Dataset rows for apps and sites
***

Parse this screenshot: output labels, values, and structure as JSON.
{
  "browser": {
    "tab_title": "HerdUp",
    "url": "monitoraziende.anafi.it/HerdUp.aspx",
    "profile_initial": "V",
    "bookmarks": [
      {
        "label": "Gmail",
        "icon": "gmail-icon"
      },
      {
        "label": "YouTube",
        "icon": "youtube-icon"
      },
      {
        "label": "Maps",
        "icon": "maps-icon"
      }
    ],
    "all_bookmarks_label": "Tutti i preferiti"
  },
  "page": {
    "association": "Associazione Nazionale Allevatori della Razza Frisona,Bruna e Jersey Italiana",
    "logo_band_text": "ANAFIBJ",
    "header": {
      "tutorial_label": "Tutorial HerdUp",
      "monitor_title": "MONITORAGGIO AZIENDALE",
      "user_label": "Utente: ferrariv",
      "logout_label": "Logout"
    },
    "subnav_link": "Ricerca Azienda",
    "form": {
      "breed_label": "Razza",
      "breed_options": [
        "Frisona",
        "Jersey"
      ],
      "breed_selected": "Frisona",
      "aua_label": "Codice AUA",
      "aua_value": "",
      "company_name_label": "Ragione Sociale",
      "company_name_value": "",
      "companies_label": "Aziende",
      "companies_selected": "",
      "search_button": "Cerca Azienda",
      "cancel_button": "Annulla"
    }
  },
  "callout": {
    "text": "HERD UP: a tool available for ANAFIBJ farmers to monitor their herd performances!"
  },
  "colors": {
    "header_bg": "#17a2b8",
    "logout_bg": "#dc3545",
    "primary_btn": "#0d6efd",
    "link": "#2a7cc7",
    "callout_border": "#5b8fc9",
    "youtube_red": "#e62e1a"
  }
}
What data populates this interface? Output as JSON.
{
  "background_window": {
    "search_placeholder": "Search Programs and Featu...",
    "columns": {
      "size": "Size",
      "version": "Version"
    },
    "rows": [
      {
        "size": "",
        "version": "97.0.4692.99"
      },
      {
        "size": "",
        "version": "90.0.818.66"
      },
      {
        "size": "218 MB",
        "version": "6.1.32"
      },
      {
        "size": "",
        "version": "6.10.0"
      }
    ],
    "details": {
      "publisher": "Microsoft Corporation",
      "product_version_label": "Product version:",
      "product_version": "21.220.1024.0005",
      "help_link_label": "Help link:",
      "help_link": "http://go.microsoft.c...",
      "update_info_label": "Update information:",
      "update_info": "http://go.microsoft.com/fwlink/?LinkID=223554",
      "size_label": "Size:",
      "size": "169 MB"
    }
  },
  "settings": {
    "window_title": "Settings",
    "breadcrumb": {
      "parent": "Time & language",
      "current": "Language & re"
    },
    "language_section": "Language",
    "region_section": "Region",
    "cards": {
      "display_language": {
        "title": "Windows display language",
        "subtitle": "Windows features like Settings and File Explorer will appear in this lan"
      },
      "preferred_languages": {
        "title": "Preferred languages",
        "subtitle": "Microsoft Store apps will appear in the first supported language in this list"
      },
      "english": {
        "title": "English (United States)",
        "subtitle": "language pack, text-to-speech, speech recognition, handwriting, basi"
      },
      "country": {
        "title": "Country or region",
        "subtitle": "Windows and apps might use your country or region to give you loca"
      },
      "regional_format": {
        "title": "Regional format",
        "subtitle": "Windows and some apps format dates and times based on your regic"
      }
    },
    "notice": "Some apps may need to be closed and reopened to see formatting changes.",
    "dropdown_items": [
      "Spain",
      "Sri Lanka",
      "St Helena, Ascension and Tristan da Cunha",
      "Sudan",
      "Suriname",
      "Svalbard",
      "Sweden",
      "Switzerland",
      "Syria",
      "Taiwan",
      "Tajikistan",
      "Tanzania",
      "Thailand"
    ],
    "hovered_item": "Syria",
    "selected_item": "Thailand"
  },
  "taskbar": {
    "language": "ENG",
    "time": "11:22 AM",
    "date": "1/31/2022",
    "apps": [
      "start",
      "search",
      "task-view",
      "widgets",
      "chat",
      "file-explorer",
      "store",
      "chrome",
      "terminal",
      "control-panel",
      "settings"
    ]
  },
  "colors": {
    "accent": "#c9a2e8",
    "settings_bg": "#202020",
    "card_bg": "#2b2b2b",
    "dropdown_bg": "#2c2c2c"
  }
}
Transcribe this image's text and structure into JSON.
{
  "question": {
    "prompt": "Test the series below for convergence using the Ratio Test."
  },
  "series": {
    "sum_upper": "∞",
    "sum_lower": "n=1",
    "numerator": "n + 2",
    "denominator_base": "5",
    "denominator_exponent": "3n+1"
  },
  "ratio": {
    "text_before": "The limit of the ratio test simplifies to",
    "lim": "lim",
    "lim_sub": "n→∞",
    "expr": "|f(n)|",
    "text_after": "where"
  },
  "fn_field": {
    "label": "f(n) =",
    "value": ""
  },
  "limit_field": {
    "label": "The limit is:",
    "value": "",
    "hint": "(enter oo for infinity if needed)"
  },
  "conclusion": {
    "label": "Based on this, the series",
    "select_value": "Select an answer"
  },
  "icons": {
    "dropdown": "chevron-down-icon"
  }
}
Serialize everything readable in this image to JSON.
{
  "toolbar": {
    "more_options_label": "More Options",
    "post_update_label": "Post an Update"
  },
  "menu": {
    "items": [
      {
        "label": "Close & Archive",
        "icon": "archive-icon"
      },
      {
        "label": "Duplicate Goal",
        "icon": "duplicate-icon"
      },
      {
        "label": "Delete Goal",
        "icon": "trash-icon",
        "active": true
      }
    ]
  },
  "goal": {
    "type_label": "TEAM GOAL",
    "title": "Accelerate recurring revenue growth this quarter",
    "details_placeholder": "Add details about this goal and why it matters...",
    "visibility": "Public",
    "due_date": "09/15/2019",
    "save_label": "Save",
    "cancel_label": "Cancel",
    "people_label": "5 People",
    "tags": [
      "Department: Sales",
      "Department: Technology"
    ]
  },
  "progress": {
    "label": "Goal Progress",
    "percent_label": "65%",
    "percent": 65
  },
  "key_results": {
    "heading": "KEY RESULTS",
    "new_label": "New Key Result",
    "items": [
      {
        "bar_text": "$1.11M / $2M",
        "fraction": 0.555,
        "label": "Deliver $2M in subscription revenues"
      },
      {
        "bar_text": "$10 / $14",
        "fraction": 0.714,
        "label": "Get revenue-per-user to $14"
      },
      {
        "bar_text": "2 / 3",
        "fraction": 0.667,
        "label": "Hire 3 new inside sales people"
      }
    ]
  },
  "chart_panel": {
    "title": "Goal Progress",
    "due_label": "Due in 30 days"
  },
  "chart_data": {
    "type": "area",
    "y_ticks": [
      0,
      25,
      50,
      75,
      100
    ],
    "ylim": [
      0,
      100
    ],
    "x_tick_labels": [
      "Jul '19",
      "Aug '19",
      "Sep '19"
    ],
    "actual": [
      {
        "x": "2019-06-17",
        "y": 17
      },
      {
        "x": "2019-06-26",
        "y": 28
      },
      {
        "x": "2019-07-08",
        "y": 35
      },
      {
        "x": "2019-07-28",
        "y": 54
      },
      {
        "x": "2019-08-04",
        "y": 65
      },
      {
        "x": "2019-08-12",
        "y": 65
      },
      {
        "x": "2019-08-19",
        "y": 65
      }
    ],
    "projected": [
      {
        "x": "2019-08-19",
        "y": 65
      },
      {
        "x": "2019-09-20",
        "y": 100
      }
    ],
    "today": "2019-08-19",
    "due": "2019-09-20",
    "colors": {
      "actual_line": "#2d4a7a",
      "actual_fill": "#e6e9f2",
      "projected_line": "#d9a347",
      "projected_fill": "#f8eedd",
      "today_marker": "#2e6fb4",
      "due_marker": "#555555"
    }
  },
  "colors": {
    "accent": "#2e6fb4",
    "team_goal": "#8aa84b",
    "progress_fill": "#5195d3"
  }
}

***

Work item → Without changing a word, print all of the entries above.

Answer to this task →
Parse this screenshot: output labels, values, and structure as JSON.
{
  "browser": {
    "tab_title": "HerdUp",
    "url": "monitoraziende.anafi.it/HerdUp.aspx",
    "profile_initial": "V",
    "bookmarks": [
      {
        "label": "Gmail",
        "icon": "gmail-icon"
      },
      {
        "label": "YouTube",
        "icon": "youtube-icon"
      },
      {
        "label": "Maps",
        "icon": "maps-icon"
      }
    ],
    "all_bookmarks_label": "Tutti i preferiti"
  },
  "page": {
    "association": "Associazione Nazionale Allevatori della Razza Frisona,Bruna e Jersey Italiana",
    "logo_band_text": "ANAFIBJ",
    "header": {
      "tutorial_label": "Tutorial HerdUp",
      "monitor_title": "MONITORAGGIO AZIENDALE",
      "user_label": "Utente: ferrariv",
      "logout_label": "Logout"
    },
    "subnav_link": "Ricerca Azienda",
    "form": {
      "breed_label": "Razza",
      "breed_options": [
        "Frisona",
        "Jersey"
      ],
      "breed_selected": "Frisona",
      "aua_label": "Codice AUA",
      "aua_value": "",
      "company_name_label": "Ragione Sociale",
      "company_name_value": "",
      "companies_label": "Aziende",
      "companies_selected": "",
      "search_button": "Cerca Azienda",
      "cancel_button": "Annulla"
    }
  },
  "callout": {
    "text": "HERD UP: a tool available for ANAFIBJ farmers to monitor their herd performances!"
  },
  "colors": {
    "header_bg": "#17a2b8",
    "logout_bg": "#dc3545",
    "primary_btn": "#0d6efd",
    "link": "#2a7cc7",
    "callout_border": "#5b8fc9",
    "youtube_red": "#e62e1a"
  }
}
What data populates this interface? Output as JSON.
{
  "background_window": {
    "search_placeholder": "Search Programs and Featu...",
    "columns": {
      "size": "Size",
      "version": "Version"
    },
    "rows": [
      {
        "size": "",
        "version": "97.0.4692.99"
      },
      {
        "size": "",
        "version": "90.0.818.66"
      },
      {
        "size": "218 MB",
        "version": "6.1.32"
      },
      {
        "size": "",
        "version": "6.10.0"
      }
    ],
    "details": {
      "publisher": "Microsoft Corporation",
      "product_version_label": "Product version:",
      "product_version": "21.220.1024.0005",
      "help_link_label": "Help link:",
      "help_link": "http://go.microsoft.c...",
      "update_info_label": "Update information:",
      "update_info": "http://go.microsoft.com/fwlink/?LinkID=223554",
      "size_label": "Size:",
      "size": "169 MB"
    }
  },
  "settings": {
    "window_title": "Settings",
    "breadcrumb": {
      "parent": "Time & language",
      "current": "Language & re"
    },
    "language_section": "Language",
    "region_section": "Region",
    "cards": {
      "display_language": {
        "title": "Windows display language",
        "subtitle": "Windows features like Settings and File Explorer will appear in this lan"
      },
      "preferred_languages": {
        "title": "Preferred languages",
        "subtitle": "Microsoft Store apps will appear in the first supported language in this list"
      },
      "english": {
        "title": "English (United States)",
        "subtitle": "language pack, text-to-speech, speech recognition, handwriting, basi"
      },
      "country": {
        "title": "Country or region",
        "subtitle": "Windows and apps might use your country or region to give you loca"
      },
      "regional_format": {
        "title": "Regional format",
        "subtitle": "Windows and some apps format dates and times based on your regic"
      }
    },
    "notice": "Some apps may need to be closed and reopened to see formatting changes.",
    "dropdown_items": [
      "Spain",
      "Sri Lanka",
      "St Helena, Ascension and Tristan da Cunha",
      "Sudan",
      "Suriname",
      "Svalbard",
      "Sweden",
      "Switzerland",
      "Syria",
      "Taiwan",
      "Tajikistan",
      "Tanzania",
      "Thailand"
    ],
    "hovered_item": "Syria",
    "selected_item": "Thailand"
  },
  "taskbar": {
    "language": "ENG",
    "time": "11:22 AM",
    "date": "1/31/2022",
    "apps": [
      "start",
      "search",
      "task-view",
      "widgets",
      "chat",
      "file-explorer",
      "store",
      "chrome",
      "terminal",
      "control-panel",
      "settings"
    ]
  },
  "colors": {
    "accent": "#c9a2e8",
    "settings_bg": "#202020",
    "card_bg": "#2b2b2b",
    "dropdown_bg": "#2c2c2c"
  }
}
Transcribe this image's text and structure into JSON.
{
  "question": {
    "prompt": "Test the series below for convergence using the Ratio Test."
  },
  "series": {
    "sum_upper": "∞",
    "sum_lower": "n=1",
    "numerator": "n + 2",
    "denominator_base": "5",
    "denominator_exponent": "3n+1"
  },
  "ratio": {
    "text_before": "The limit of the ratio test simplifies to",
    "lim": "lim",
    "lim_sub": "n→∞",
    "expr": "|f(n)|",
    "text_after": "where"
  },
  "fn_field": {
    "label": "f(n) =",
    "value": ""
  },
  "limit_field": {
    "label": "The limit is:",
    "value": "",
    "hint": "(enter oo for infinity if needed)"
  },
  "conclusion": {
    "label": "Based on this, the series",
    "select_value": "Select an answer"
  },
  "icons": {
    "dropdown": "chevron-down-icon"
  }
}
Serialize everything readable in this image to JSON.
{
  "toolbar": {
    "more_options_label": "More Options",
    "post_update_label": "Post an Update"
  },
  "menu": {
    "items": [
      {
        "label": "Close & Archive",
        "icon": "archive-icon"
      },
      {
        "label": "Duplicate Goal",
        "icon": "duplicate-icon"
      },
      {
        "label": "Delete Goal",
        "icon": "trash-icon",
        "active": true
      }
    ]
  },
  "goal": {
    "type_label": "TEAM GOAL",
    "title": "Accelerate recurring revenue growth this quarter",
    "details_placeholder": "Add details about this goal and why it matters...",
    "visibility": "Public",
    "due_date": "09/15/2019",
    "save_label": "Save",
    "cancel_label": "Cancel",
    "people_label": "5 People",
    "tags": [
      "Department: Sales",
      "Department: Technology"
    ]
  },
  "progress": {
    "label": "Goal Progress",
    "percent_label": "65%",
    "percent": 65
  },
  "key_results": {
    "heading": "KEY RESULTS",
    "new_label": "New Key Result",
    "items": [
      {
        "bar_text": "$1.11M / $2M",
        "fraction": 0.555,
        "label": "Deliver $2M in subscription revenues"
      },
      {
        "bar_text": "$10 / $14",
        "fraction": 0.714,
        "label": "Get revenue-per-user to $14"
      },
      {
        "bar_text": "2 / 3",
        "fraction": 0.667,
        "label": "Hire 3 new inside sales people"
      }
    ]
  },
  "chart_panel": {
    "title": "Goal Progress",
    "due_label": "Due in 30 days"
  },
  "chart_data": {
    "type": "area",
    "y_ticks": [
      0,
      25,
      50,
      75,
      100
    ],
    "ylim": [
      0,
      100
    ],
    "x_tick_labels": [
      "Jul '19",
      "Aug '19",
      "Sep '19"
    ],
    "actual": [
      {
        "x": "2019-06-17",
        "y": 17
      },
      {
        "x": "2019-06-26",
        "y": 28
      },
      {
        "x": "2019-07-08",
        "y": 35
      },
      {
        "x": "2019-07-28",
        "y": 54
      },
      {
        "x": "2019-08-04",
        "y": 65
      },
      {
        "x": "2019-08-12",
        "y": 65
      },
      {
        "x": "2019-08-19",
        "y": 65
      }
    ],
    "projected": [
      {
        "x": "2019-08-19",
        "y": 65
      },
      {
        "x": "2019-09-20",
        "y": 100
      }
    ],
    "today": "2019-08-19",
    "due": "2019-09-20",
    "colors": {
      "actual_line": "#2d4a7a",
      "actual_fill": "#e6e9f2",
      "projected_line": "#d9a347",
      "projected_fill": "#f8eedd",
      "today_marker": "#2e6fb4",
      "due_marker": "#555555"
    }
  },
  "colors": {
    "accent": "#2e6fb4",
    "team_goal": "#8aa84b",
    "progress_fill": "#5195d3"
  }
}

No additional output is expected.